|Michael Ian Black hosts the competition series "Reality Bites Back," which premieres tonight.|
At this point, the networks and cable channels let fly more than 150 unscripted series a year. And while a few of them try to play it straight - the cautionary diaperings of "The Baby Borrowers," the tear-duct seizures on "Extreme Makeover: Home Edition" - most reality shows do like to tug on our pigtails. From the demented soap operatics of Tila Tequila and those lunatic "American Idol" auditions to the ironic glee of "Kathy Griffin: My Life on the D-List," they openly dabble in humor and burlesque.
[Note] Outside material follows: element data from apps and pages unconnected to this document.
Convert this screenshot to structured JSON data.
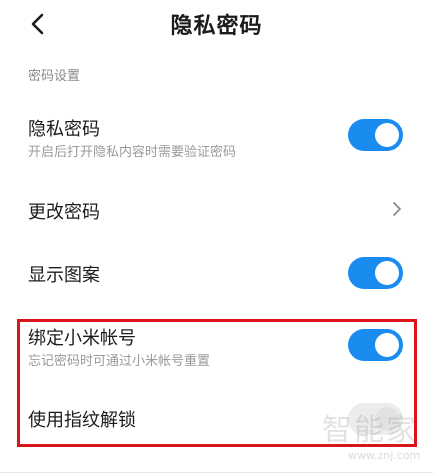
{
  "header": {
    "title": "隐私密码",
    "back_icon": "back-arrow-icon"
  },
  "section": {
    "label": "密码设置"
  },
  "settings": {
    "privacy_password": {
      "title": "隐私密码",
      "subtitle": "开启后打开隐私内容时需要验证密码",
      "enabled": true
    },
    "change_password": {
      "title": "更改密码",
      "icon": "chevron-right-icon"
    },
    "show_pattern": {
      "title": "显示图案",
      "enabled": true
    },
    "bind_mi_account": {
      "title": "绑定小米帐号",
      "subtitle": "忘记密码时可通过小米帐号重置",
      "enabled": true
    },
    "fingerprint_unlock": {
      "title": "使用指纹解锁",
      "enabled": false
    }
  },
  "watermark": {
    "text": "智能家",
    "url": "www.znj.com"
  },
  "colors": {
    "toggle_on": "#1a8cf0",
    "highlight_border": "#d9151a"
  }
}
So "Reality Bites Back," a new reality TV spoof on Comedy Central, feels a bit redundant and unnecessary. The show, which premieres tonight at 10:30, is a parody of a genre that is already more or less self-parodying. It's like trying to mock William Shatner or George Hamilton - they're already way ahead of you. "Reality Bites Back," which is hosted by Michael Ian Black from "The State" and "Ed," tries to poke holes in a phenomenon that - let's face it - really doesn't hold much water anyway.
Each week, the 10 comedian-type people of "Reality Bites Back" will send up a different reality series, using titles such as "So You Think You Can Dive," "The Amazing Disgrace," "Almost American Gladiators," and "The Big Chubby." Based on a preview of tonight's takeoff on "Big Brother," called "Extreme Manipulation: Home Edition," the satire is as funny as the fake titles - that is, not very. The comics are tricked not only into attempting to seduce one of their parents or grandparents in a darkened room, but into spending days with them. Contests are held, Freudian taboos are teased, and one comic is finally eliminated.
It's all kooky nonsense - staged kooky nonsense - which isn't as much a comic exaggeration of "Big Brother" as it is a reenactment. Meanwhile, Black presides over the show like Julie Chen meets James Lipton. "In the business," he intones amid the incest-flirting prank, "we call that a twist." Then, holding up an ice-cream cone, he adds, "In the ice cream business, we call this a twist." Yeah, it's that funny.
The "Reality Bites Back" performers include Donnell Rawlings from "Chappelle's Show," Bert Kreischer from Spike's "Fresh Baked Video Games," and Mo Mandel, a standup who likes to riff on his hippie parents. You'll also get to see Theo Von, formerly Theo Vonkurnatowski, the dude from Louisiana who was on MTV's "Road Rules" and "America's Prom Queen." Theo appears to want to cross over from reality to the comedy fast lane, but, alas, I don't think he's chosen a very sturdy vehicle.